Environmental Education Research Bulletin Issue 3


Environmental Education Research Bulletin Issue 3

Close-up of a seahorse surrounded by coral

The following summaries are available in Environmental Education Research Bulletin Issue 3:

  • Behavior:

    • Creating a conservation culture in a public high school through education, modeling, and communication.
    • Perceived motives of scientists affect the believability of climate science.
    • Community responsibility and environmental awareness motivate Aussie youths.
    • Personality traits predict environmental engagement.
    • The concept of power influences individual behavior in tackling climate change.
  • Evaluation:

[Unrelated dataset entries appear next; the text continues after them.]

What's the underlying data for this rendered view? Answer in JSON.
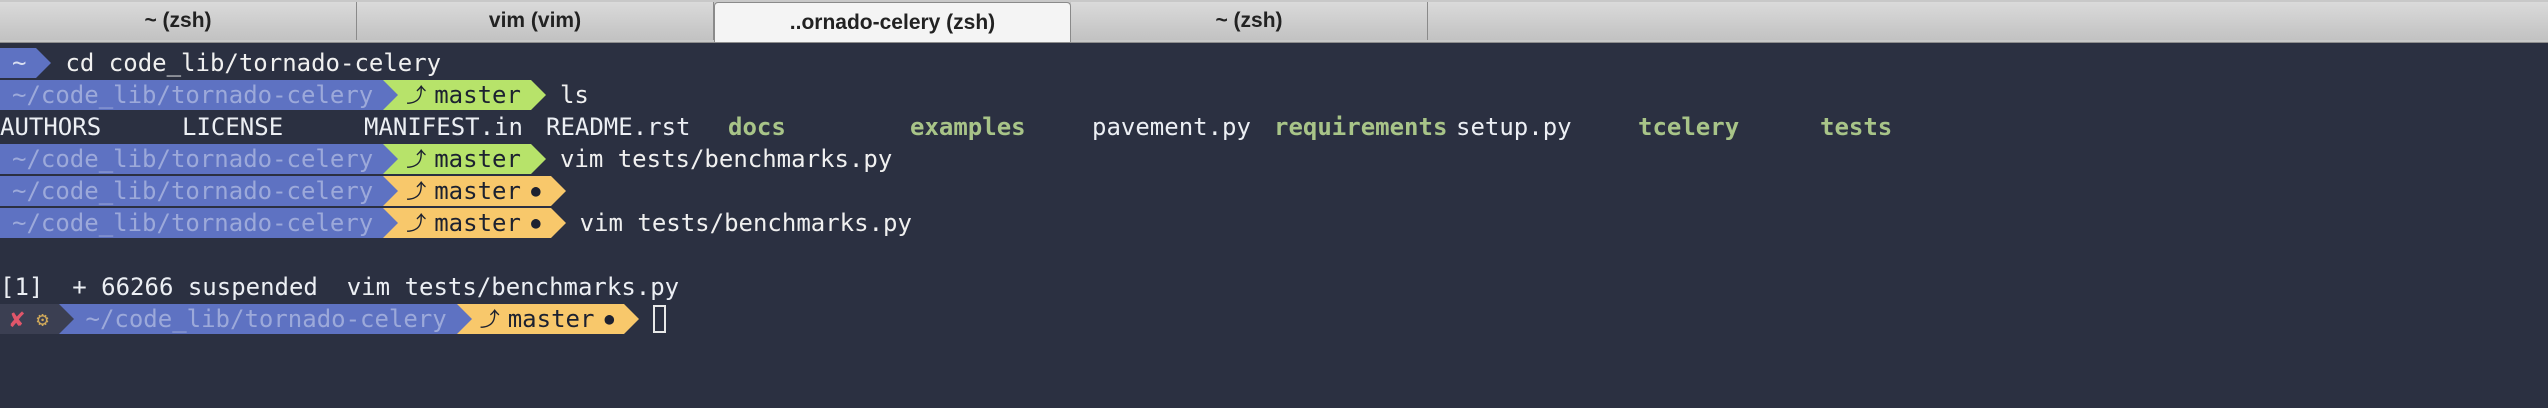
{
  "tabs": [
    {
      "label": "~ (zsh)",
      "active": false
    },
    {
      "label": "vim (vim)",
      "active": false
    },
    {
      "label": "..ornado-celery (zsh)",
      "active": true
    },
    {
      "label": "~ (zsh)",
      "active": false
    }
  ],
  "prompt": {
    "home": "~",
    "path": "~/code_lib/tornado-celery",
    "branch_icon": "⤴",
    "branch": "master",
    "dirty_marker": "●",
    "status_error": "✘",
    "status_jobs": "⚙"
  },
  "lines": [
    {
      "cmd": "cd code_lib/tornado-celery"
    },
    {
      "cmd": "ls"
    },
    {
      "cmd": "vim tests/benchmarks.py"
    },
    {
      "cmd": ""
    },
    {
      "cmd": "vim tests/benchmarks.py"
    }
  ],
  "ls_output": [
    {
      "name": "AUTHORS",
      "dir": false
    },
    {
      "name": "LICENSE",
      "dir": false
    },
    {
      "name": "MANIFEST.in",
      "dir": false
    },
    {
      "name": "README.rst",
      "dir": false
    },
    {
      "name": "docs",
      "dir": true
    },
    {
      "name": "examples",
      "dir": true
    },
    {
      "name": "pavement.py",
      "dir": false
    },
    {
      "name": "requirements",
      "dir": true
    },
    {
      "name": "setup.py",
      "dir": false
    },
    {
      "name": "tcelery",
      "dir": true
    },
    {
      "name": "tests",
      "dir": true
    }
  ],
  "job_message": "[1]  + 66266 suspended  vim tests/benchmarks.py",
  "colors": {
    "background": "#2b3041",
    "path_segment": "#5e72c2",
    "git_clean": "#b7e36a",
    "git_dirty": "#f8c86b",
    "dir_color": "#a8c488"
  }
}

    • Assessing learning in the outdoors with the field trip in natural environments (FiNE) framework.
  • Sense of Place
    • Using the sense of place as a strategy for early childhood teaching.
    • Sense of place research informs environmental education.
    • Time spent in natural places linked with place identity and environmentally responsible behavior.
  • Teaching Methods:

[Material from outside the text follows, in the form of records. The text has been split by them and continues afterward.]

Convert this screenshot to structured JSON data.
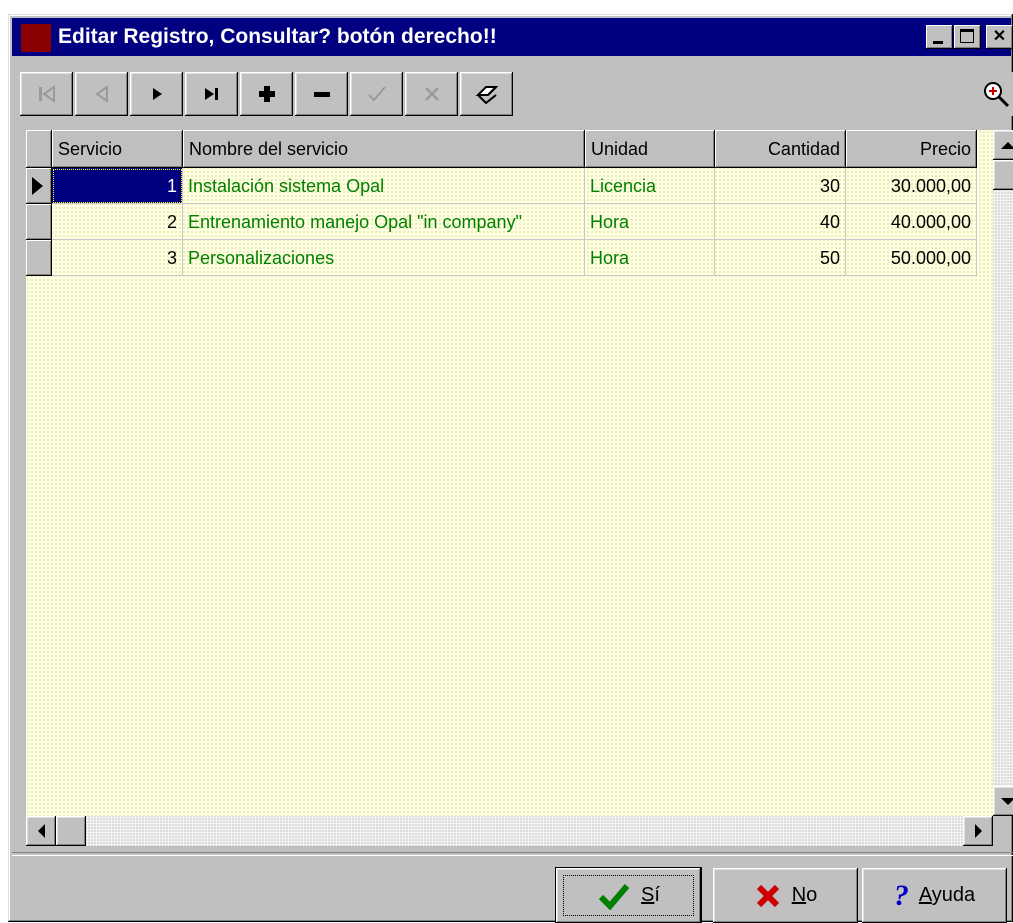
{
  "window": {
    "title": "Editar Registro, Consultar? botón derecho!!"
  },
  "toolbar": {
    "buttons": [
      {
        "name": "first-record",
        "icon": "skip-first-icon",
        "enabled": false
      },
      {
        "name": "prior-record",
        "icon": "prior-icon",
        "enabled": false
      },
      {
        "name": "next-record",
        "icon": "next-icon",
        "enabled": true
      },
      {
        "name": "last-record",
        "icon": "skip-last-icon",
        "enabled": true
      },
      {
        "name": "insert-record",
        "icon": "plus-icon",
        "enabled": true
      },
      {
        "name": "delete-record",
        "icon": "minus-icon",
        "enabled": true
      },
      {
        "name": "post-record",
        "icon": "check-icon",
        "enabled": false
      },
      {
        "name": "cancel-record",
        "icon": "x-icon",
        "enabled": false
      },
      {
        "name": "refresh-record",
        "icon": "refresh-icon",
        "enabled": true
      }
    ],
    "zoom_icon": "zoom-in-icon"
  },
  "grid": {
    "columns": [
      "Servicio",
      "Nombre del servicio",
      "Unidad",
      "Cantidad",
      "Precio"
    ],
    "rows": [
      {
        "servicio": "1",
        "nombre": "Instalación sistema Opal",
        "unidad": "Licencia",
        "cantidad": "30",
        "precio": "30.000,00"
      },
      {
        "servicio": "2",
        "nombre": "Entrenamiento manejo Opal \"in company\"",
        "unidad": "Hora",
        "cantidad": "40",
        "precio": "40.000,00"
      },
      {
        "servicio": "3",
        "nombre": "Personalizaciones",
        "unidad": "Hora",
        "cantidad": "50",
        "precio": "50.000,00"
      }
    ],
    "colors": {
      "text": "#008000",
      "background": "#ffffe4",
      "selection": "#000080"
    }
  },
  "buttons": {
    "si_prefix": "",
    "si_key": "S",
    "si_rest": "í",
    "no_key": "N",
    "no_rest": "o",
    "ayuda_key": "A",
    "ayuda_rest": "yuda"
  }
}
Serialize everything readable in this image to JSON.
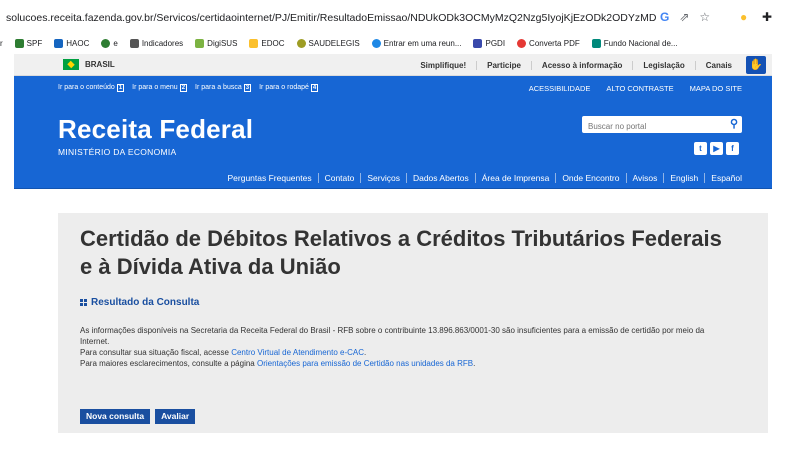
{
  "browser": {
    "url": "solucoes.receita.fazenda.gov.br/Servicos/certidaointernet/PJ/Emitir/ResultadoEmissao/NDUkODk3OCMyMzQ2Nzg5IyojKjEzODk2ODYzMDAwMTM...",
    "bookmarks": [
      {
        "label": "r",
        "color": "#ffffff"
      },
      {
        "label": "SPF",
        "color": "#2e7d32"
      },
      {
        "label": "HAOC",
        "color": "#1565c0"
      },
      {
        "label": "e",
        "color": "#2e7d32"
      },
      {
        "label": "Indicadores",
        "color": "#555555"
      },
      {
        "label": "DigiSUS",
        "color": "#7cb342"
      },
      {
        "label": "EDOC",
        "color": "#fbc02d"
      },
      {
        "label": "SAUDELEGIS",
        "color": "#9e9d24"
      },
      {
        "label": "Entrar em uma reun...",
        "color": "#1e88e5"
      },
      {
        "label": "PGDI",
        "color": "#3949ab"
      },
      {
        "label": "Converta PDF",
        "color": "#e53935"
      },
      {
        "label": "Fundo Nacional de...",
        "color": "#00897b"
      }
    ]
  },
  "govbar": {
    "country": "BRASIL",
    "links": [
      "Simplifique!",
      "Participe",
      "Acesso à informação",
      "Legislação",
      "Canais"
    ]
  },
  "header": {
    "skip_links": [
      {
        "label": "Ir para o conteúdo",
        "key": "1"
      },
      {
        "label": "Ir para o menu",
        "key": "2"
      },
      {
        "label": "Ir para a busca",
        "key": "3"
      },
      {
        "label": "Ir para o rodapé",
        "key": "4"
      }
    ],
    "access_links": [
      "ACESSIBILIDADE",
      "ALTO CONTRASTE",
      "MAPA DO SITE"
    ],
    "title": "Receita Federal",
    "subtitle": "MINISTÉRIO DA ECONOMIA",
    "search_placeholder": "Buscar no portal",
    "nav": [
      "Perguntas Frequentes",
      "Contato",
      "Serviços",
      "Dados Abertos",
      "Área de Imprensa",
      "Onde Encontro",
      "Avisos",
      "English",
      "Español"
    ]
  },
  "content": {
    "title": "Certidão de Débitos Relativos a Créditos Tributários Federais e à Dívida Ativa da União",
    "section": "Resultado da Consulta",
    "para1": "As informações disponíveis na Secretaria da Receita Federal do Brasil - RFB sobre o contribuinte 13.896.863/0001-30 são insuficientes para a emissão de certidão por meio da Internet.",
    "para2_text": "Para consultar sua situação fiscal, acesse ",
    "para2_link": "Centro Virtual de Atendimento e-CAC",
    "para3_text": "Para maiores esclarecimentos, consulte a página ",
    "para3_link": "Orientações para emissão de Certidão nas unidades da RFB",
    "btn_new": "Nova consulta",
    "btn_rate": "Avaliar"
  }
}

    • Culture affects children's views of the environment.
    • Technology-supported program encounters unexpected hurdles.
    • Inquiry-based activities used to teach science.
    • Continuous refinement improves curriculum effectiveness.
    • Experienced teachers lead by example.
    • Video presentation boosts staying time and knowledge in an exhibit.
    • Positive emotions linked with scientific literacy.
    • Instruction in the nature of science affects students' decision making.
    • Interdisciplinary teaching poses challenges.
    • Students with different backgrounds reason differently.
    • Interactive climate change simulator is an effective learning tool.
    • Interpretive programs achieve some goals better than others.
    • Writing-to-learn activity helps build ecological literacy.
  • Professional Development:

    • Teachers' beliefs tied to student achievement.
    • Intensive training in inquiry-based teaching pays off for urban teachers.
  • Other Research:

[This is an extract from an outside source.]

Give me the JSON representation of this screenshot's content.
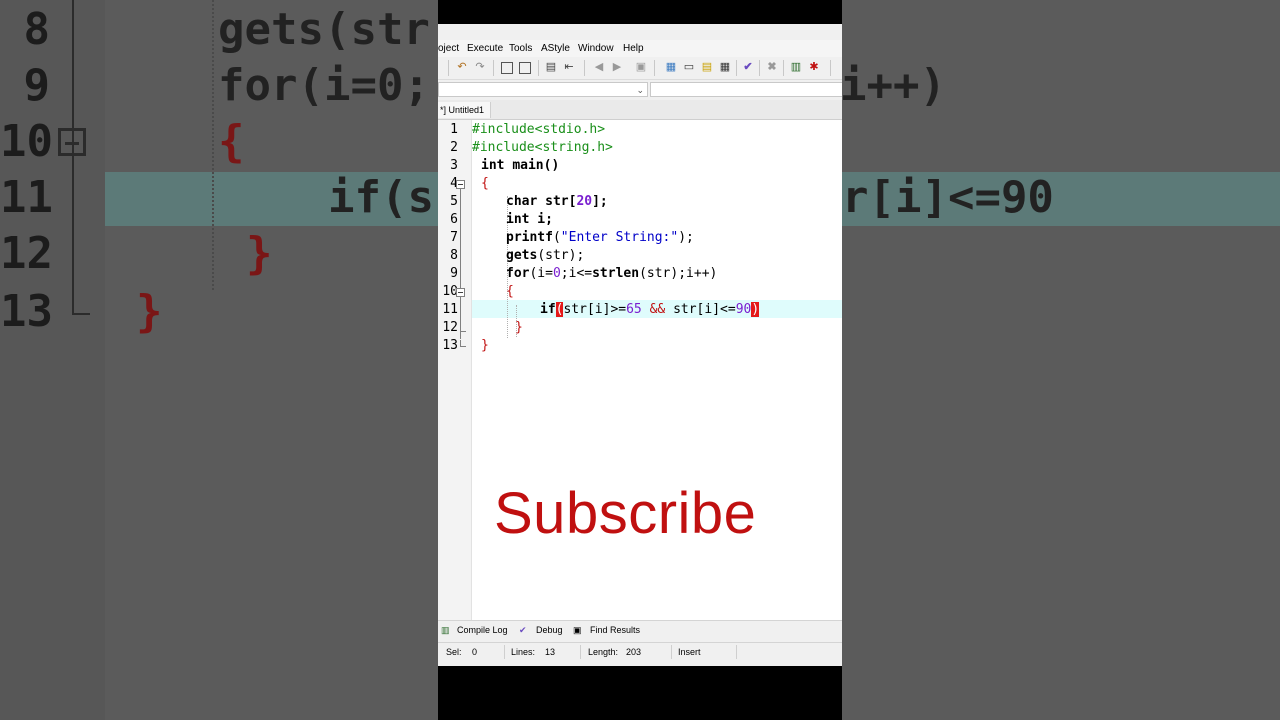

    • Children's relationships with nature change over time.
    • Preschool children's environmental attitudes tend to be self-centered.
    • Administrators' attitudes influence their support for environmental education.
    • Rangers' and visitors' perceptions are not always in line.
    • Academics and fun motivate teachers to attend national park programs.